WHAT YOU ARE ASKED TO DO: From the listing below, pull each line that includes "indicator".

RECORDS FOR THIS EXERCISE:
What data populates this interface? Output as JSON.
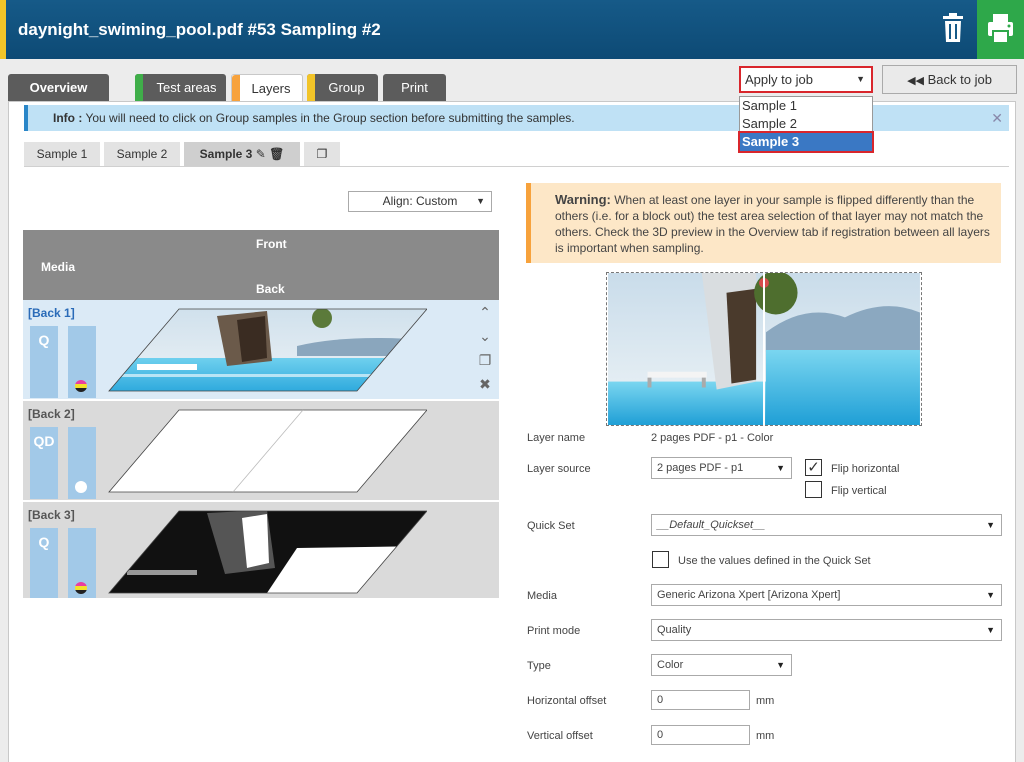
{
  "header": {
    "title": "daynight_swiming_pool.pdf #53 Sampling #2",
    "accent_color": "#f2c428",
    "bg_color": "#0d4a75",
    "print_color": "#2ea84a"
  },
  "tabs": [
    {
      "label": "Overview",
      "indicator": null
    },
    {
      "label": "Test areas",
      "indicator": "#3fae49"
    },
    {
      "label": "Layers",
      "indicator": "#f7a23c"
    },
    {
      "label": "Group",
      "indicator": "#f2c428"
    },
    {
      "label": "Print",
      "indicator": null
    }
  ],
  "apply": {
    "label": "Apply to job",
    "options": [
      "Sample 1",
      "Sample 2",
      "Sample 3"
    ],
    "selected": "Sample 3"
  },
  "back_button": {
    "label": "Back to job"
  },
  "info": {
    "prefix": "Info :",
    "text": "You will need to click on Group samples in the Group section before submitting the samples."
  },
  "sample_tabs": [
    "Sample 1",
    "Sample 2",
    "Sample 3"
  ],
  "align": {
    "label": "Align: Custom"
  },
  "layer_header": {
    "front": "Front",
    "media": "Media",
    "back": "Back"
  },
  "layers": [
    {
      "name": "[Back 1]",
      "mode": "Q",
      "swatch": "cmyk",
      "selected": true
    },
    {
      "name": "[Back 2]",
      "mode": "QD",
      "swatch": "white",
      "selected": false
    },
    {
      "name": "[Back 3]",
      "mode": "Q",
      "swatch": "cmyk",
      "selected": false
    }
  ],
  "warning": {
    "title": "Warning:",
    "text": "When at least one layer in your sample is flipped differently than the others (i.e. for a block out) the test area selection of that layer may not match the others. Check the 3D preview in the Overview tab if registration between all layers is important when sampling."
  },
  "form": {
    "layer_name_label": "Layer name",
    "layer_name_value": "2 pages PDF - p1 - Color",
    "layer_source_label": "Layer source",
    "layer_source_value": "2 pages PDF - p1",
    "flip_horizontal_label": "Flip horizontal",
    "flip_horizontal_checked": true,
    "flip_vertical_label": "Flip vertical",
    "flip_vertical_checked": false,
    "quick_set_label": "Quick Set",
    "quick_set_value": "__Default_Quickset__",
    "use_values_label": "Use the values defined in the Quick Set",
    "media_label": "Media",
    "media_value": "Generic Arizona Xpert [Arizona Xpert]",
    "print_mode_label": "Print mode",
    "print_mode_value": "Quality",
    "type_label": "Type",
    "type_value": "Color",
    "h_offset_label": "Horizontal offset",
    "h_offset_value": "0",
    "h_offset_unit": "mm",
    "v_offset_label": "Vertical offset",
    "v_offset_value": "0",
    "v_offset_unit": "mm"
  }
}
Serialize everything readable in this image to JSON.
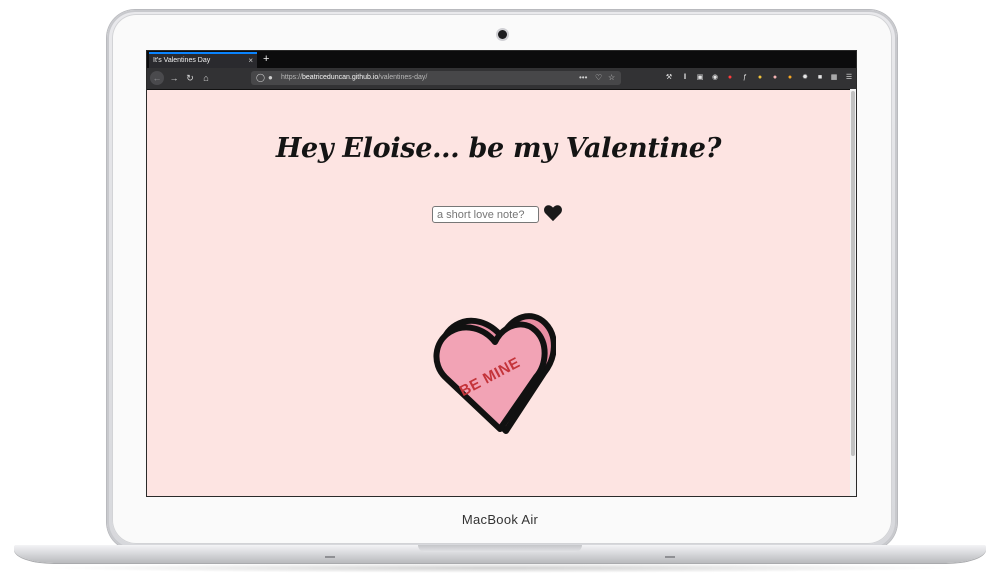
{
  "browser": {
    "tab_title": "It's Valentines Day",
    "tab_close": "×",
    "new_tab": "+",
    "url_protocol": "https://",
    "url_host": "beatriceduncan.github.io",
    "url_path": "/valentines-day/",
    "url_more": "•••"
  },
  "page": {
    "title": "Hey Eloise... be my Valentine?",
    "note_placeholder": "a short love note?",
    "note_value": "",
    "candy_text": "BE MINE"
  },
  "laptop": {
    "brand": "MacBook Air"
  },
  "colors": {
    "page_background": "#fde4e2",
    "candy_fill": "#f2a3b5",
    "candy_side": "#e88ea3",
    "candy_text": "#c4343a",
    "heart_button": "#1a1a1a"
  },
  "icons": [
    "back-arrow-icon",
    "forward-arrow-icon",
    "reload-icon",
    "home-icon",
    "shield-icon",
    "lock-icon",
    "pocket-icon",
    "star-icon",
    "wrench-icon",
    "library-icon",
    "sidebar-icon",
    "extension-icons",
    "menu-icon",
    "heart-icon"
  ]
}
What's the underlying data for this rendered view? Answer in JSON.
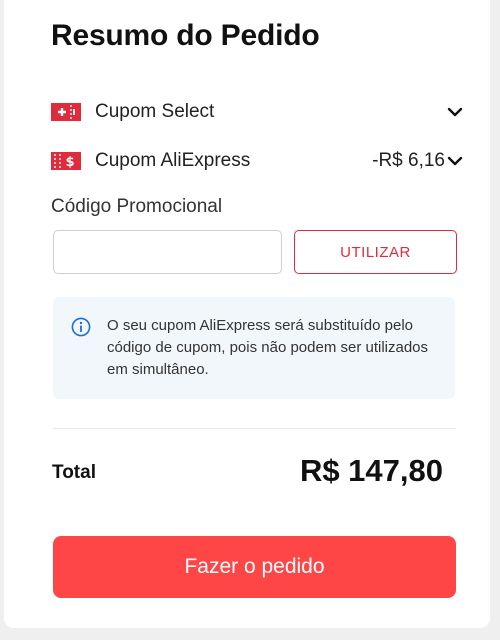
{
  "summary": {
    "title": "Resumo do Pedido"
  },
  "coupons": [
    {
      "icon": "coupon-plus-icon",
      "label": "Cupom Select",
      "value": ""
    },
    {
      "icon": "coupon-dollar-icon",
      "label": "Cupom AliExpress",
      "value": "-R$ 6,16"
    }
  ],
  "promo": {
    "label": "Código Promocional",
    "input_value": "",
    "input_placeholder": "",
    "apply_label": "UTILIZAR"
  },
  "notice": {
    "icon": "info-icon",
    "text": "O seu cupom AliExpress será substituído pelo código de cupom, pois não podem ser utilizados em simultâneo."
  },
  "total": {
    "label": "Total",
    "value": "R$ 147,80"
  },
  "order_button": {
    "label": "Fazer o pedido"
  },
  "colors": {
    "accent": "#fd4645",
    "coupon_red": "#e02b3c",
    "notice_bg": "#f2f7fc",
    "info_blue": "#1a6ed8"
  }
}
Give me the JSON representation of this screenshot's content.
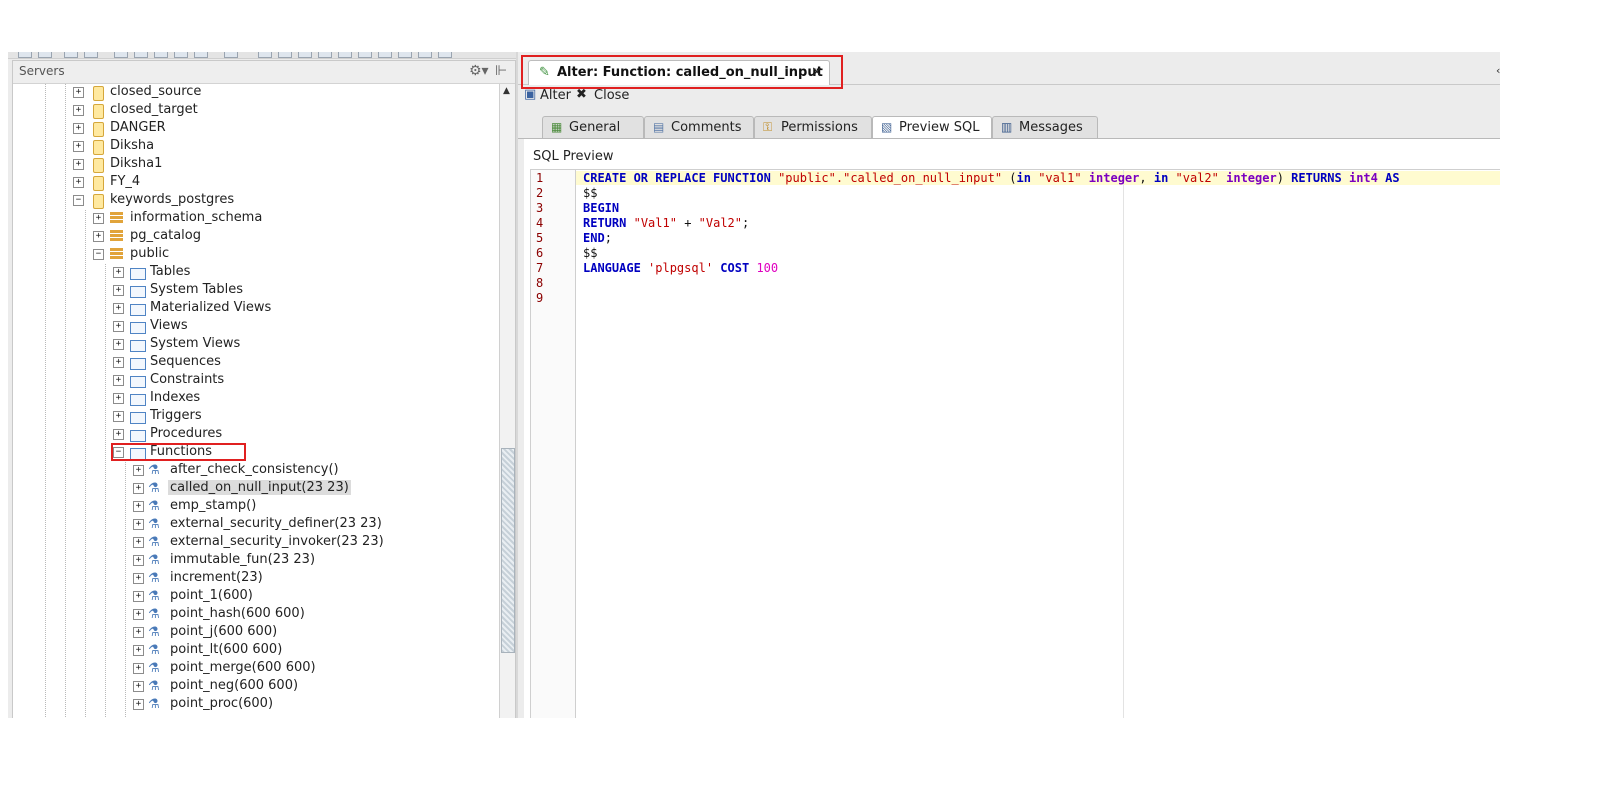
{
  "servers_panel": {
    "title": "Servers",
    "tree": [
      {
        "label": "closed_source",
        "icon": "database-icon",
        "expander": "+"
      },
      {
        "label": "closed_target",
        "icon": "database-icon",
        "expander": "+"
      },
      {
        "label": "DANGER",
        "icon": "database-icon",
        "expander": "+"
      },
      {
        "label": "Diksha",
        "icon": "database-icon",
        "expander": "+"
      },
      {
        "label": "Diksha1",
        "icon": "database-icon",
        "expander": "+"
      },
      {
        "label": "FY_4",
        "icon": "database-icon",
        "expander": "+"
      },
      {
        "label": "keywords_postgres",
        "icon": "database-icon",
        "expander": "−"
      },
      {
        "label": "information_schema",
        "icon": "schema-icon",
        "expander": "+"
      },
      {
        "label": "pg_catalog",
        "icon": "schema-icon",
        "expander": "+"
      },
      {
        "label": "public",
        "icon": "schema-icon",
        "expander": "−"
      },
      {
        "label": "Tables",
        "icon": "folder-icon",
        "expander": "+"
      },
      {
        "label": "System Tables",
        "icon": "folder-icon",
        "expander": "+"
      },
      {
        "label": "Materialized Views",
        "icon": "folder-icon",
        "expander": "+"
      },
      {
        "label": "Views",
        "icon": "folder-icon",
        "expander": "+"
      },
      {
        "label": "System Views",
        "icon": "folder-icon",
        "expander": "+"
      },
      {
        "label": "Sequences",
        "icon": "folder-icon",
        "expander": "+"
      },
      {
        "label": "Constraints",
        "icon": "folder-icon",
        "expander": "+"
      },
      {
        "label": "Indexes",
        "icon": "folder-icon",
        "expander": "+"
      },
      {
        "label": "Triggers",
        "icon": "folder-icon",
        "expander": "+"
      },
      {
        "label": "Procedures",
        "icon": "folder-icon",
        "expander": "+"
      },
      {
        "label": "Functions",
        "icon": "folder-icon",
        "expander": "−"
      },
      {
        "label": "after_check_consistency()",
        "icon": "function-icon",
        "expander": "+"
      },
      {
        "label": "called_on_null_input(23 23)",
        "icon": "function-icon",
        "expander": "+"
      },
      {
        "label": "emp_stamp()",
        "icon": "function-icon",
        "expander": "+"
      },
      {
        "label": "external_security_definer(23 23)",
        "icon": "function-icon",
        "expander": "+"
      },
      {
        "label": "external_security_invoker(23 23)",
        "icon": "function-icon",
        "expander": "+"
      },
      {
        "label": "immutable_fun(23 23)",
        "icon": "function-icon",
        "expander": "+"
      },
      {
        "label": "increment(23)",
        "icon": "function-icon",
        "expander": "+"
      },
      {
        "label": "point_1(600)",
        "icon": "function-icon",
        "expander": "+"
      },
      {
        "label": "point_hash(600 600)",
        "icon": "function-icon",
        "expander": "+"
      },
      {
        "label": "point_j(600 600)",
        "icon": "function-icon",
        "expander": "+"
      },
      {
        "label": "point_lt(600 600)",
        "icon": "function-icon",
        "expander": "+"
      },
      {
        "label": "point_merge(600 600)",
        "icon": "function-icon",
        "expander": "+"
      },
      {
        "label": "point_neg(600 600)",
        "icon": "function-icon",
        "expander": "+"
      },
      {
        "label": "point_proc(600)",
        "icon": "function-icon",
        "expander": "+"
      }
    ]
  },
  "editor": {
    "tab_title": "Alter: Function: called_on_null_input",
    "tab_close": "×",
    "actions": {
      "alter": "Alter",
      "close": "Close"
    },
    "subtabs": [
      "General",
      "Comments",
      "Permissions",
      "Preview SQL",
      "Messages"
    ],
    "active_subtab": "Preview SQL",
    "preview_label": "SQL Preview",
    "line_numbers": [
      "1",
      "2",
      "3",
      "4",
      "5",
      "6",
      "7",
      "8",
      "9"
    ],
    "code": {
      "l1": {
        "create": "CREATE OR REPLACE FUNCTION",
        "name": "\"public\".\"called_on_null_input\"",
        "open": "(",
        "in1": "in",
        "v1": "\"val1\"",
        "t1": "integer",
        "comma": ",",
        "in2": "in",
        "v2": "\"val2\"",
        "t2": "integer",
        "close": ")",
        "returns": "RETURNS",
        "rt": "int4",
        "as": "AS"
      },
      "l2": "$$",
      "l3": "BEGIN",
      "l4": {
        "kw": "RETURN",
        "a": "\"Val1\"",
        "op": "+",
        "b": "\"Val2\"",
        "end": ";"
      },
      "l5": {
        "kw": "END",
        "end": ";"
      },
      "l6": "$$",
      "l7": {
        "kw": "LANGUAGE",
        "lang": "'plpgsql'",
        "cost": "COST",
        "num": "100"
      }
    }
  },
  "colors": {
    "highlight_red": "#e02020",
    "keyword": "#0000c0",
    "string": "#c00000",
    "number": "#e000c0",
    "type": "#7b00c0"
  }
}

WORKED SOLUTION:
      "indicator": null
      "indicator": "#3fae49"
      "indicator": "#f7a23c"
      "indicator": "#f2c428"
      "indicator": null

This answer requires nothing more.